The second article had nothing to do with computers, but was related to one of my great passions in life: two-seat convertible sports cars, also known as roadsters. Specifically, it recounted how the BMW Z3 was introduced 25 years ago. Whether or not its production launch date was August 24, 1995 like Windows 95’s is not entirely clear to me, but the timing of the two articles seems to imply they were at least close.
Anyhow, if I read that Spanish article correctly, BMW started production of the Z3 Roadster in its brand new Spartanburg, South Carolina factory, making it the first Bimmer to be manufactured outside of Germany.
The car made its public debut on the big screen in the 1995 James Bond film, Goldeneye, whose title I’d even use but truncate when naming the MGB I bought only weeks earlier.
About the Z3’s cameo, I wryly noted at the time:
Bavarian Motor Works sure paid a lot of dough to have the car shown for 5 seconds in a scene where Bond’s gizmo-man says, “Hea’s yo new cah–it’s a Beeeee Emmmm Doubleyouuuuu” and then for 15 more seconds where Bond (slowly) drives some chick through a flower field. (And no he doesn’t even seem to be liking it!)From the Logbook: Keeping the Faith on Thanksgiving Day
Sarcasm aside, that Bondmobile commenced a revival of premium European roadsters, including the Porsche Boxster, Mercedes SLK, and even the Audi TT Roadster that I own today. Heck, it was such a great car that I even had a Z3 myself—the 2000 refreshed version, with the re-sculpted rear wheel arches in the iconic James Bond Atlantic Metallic Blue color—from 2000 to 2003. I only let it go when I decided that its significant annual depreciation was not helping my goal of building up a sizable nest egg for eventual early retirement.
To this day, I still consider it the best driver’s car that has ever graced my garage with its melodious straight six, smooth-shifting stick shift, and telepathic steering. And I am grateful that its contemporary rivals still are produced, even if BMW itself had since lost its way a decade after the first Zed-three, first with “Bangle butt” and then with bloated, automatic-shifting cruisers with electric steering that lacked the feel of their Ultimate Driving Machine predecessors.
So for the above reasons alone, you wouldn’t get much argument from me that 1995 was one of the best years.

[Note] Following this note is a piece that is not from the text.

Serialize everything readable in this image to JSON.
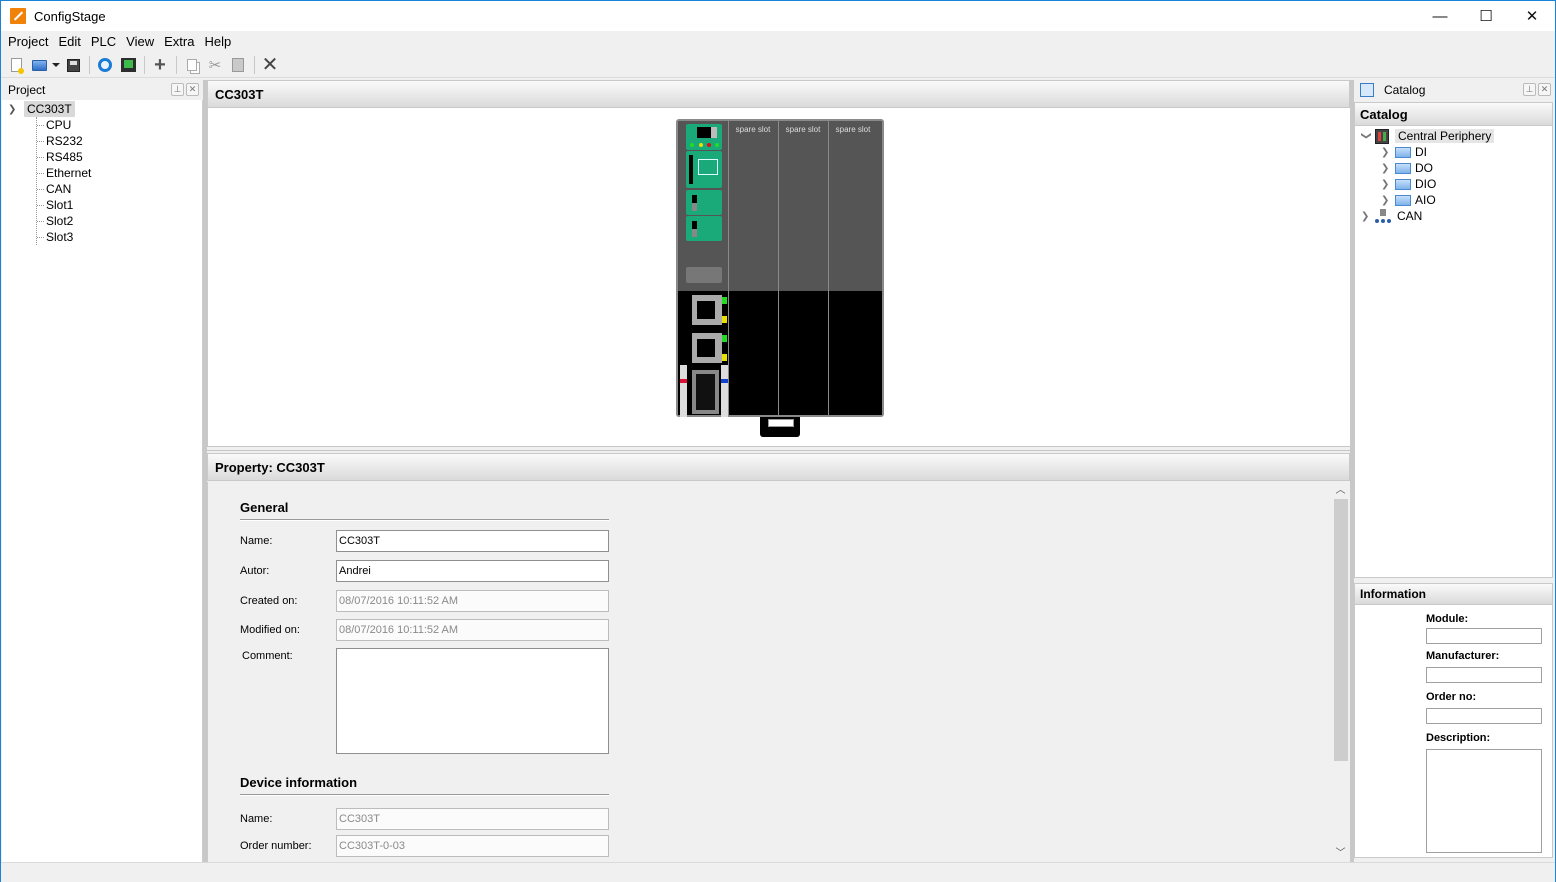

It certainly was far from the worst.
Another reason August 24th was a great day
It turns out that Alan Walker—the music producer/DJ whose music I have been really into lately, enough to even learn a piano cover of one of his songs—was born on this day 23 years ago!
Anyone want to make the argument that 1997 was one of the best years?
Maybe in the future I’d look back at 2020 as not only the year of the coronavirus, but when I “discovered” Alan Walker’s awesome music and the Swedish pop star, Tove Styrke. Below is a video of her singing Alan Walker’s song called “Alone.”
She wasn’t the original recorded singer of “Alone,” but in my opinion, her rendition was the best. I like her own music too, but I really hope she teams up with Alan Walker more in the future.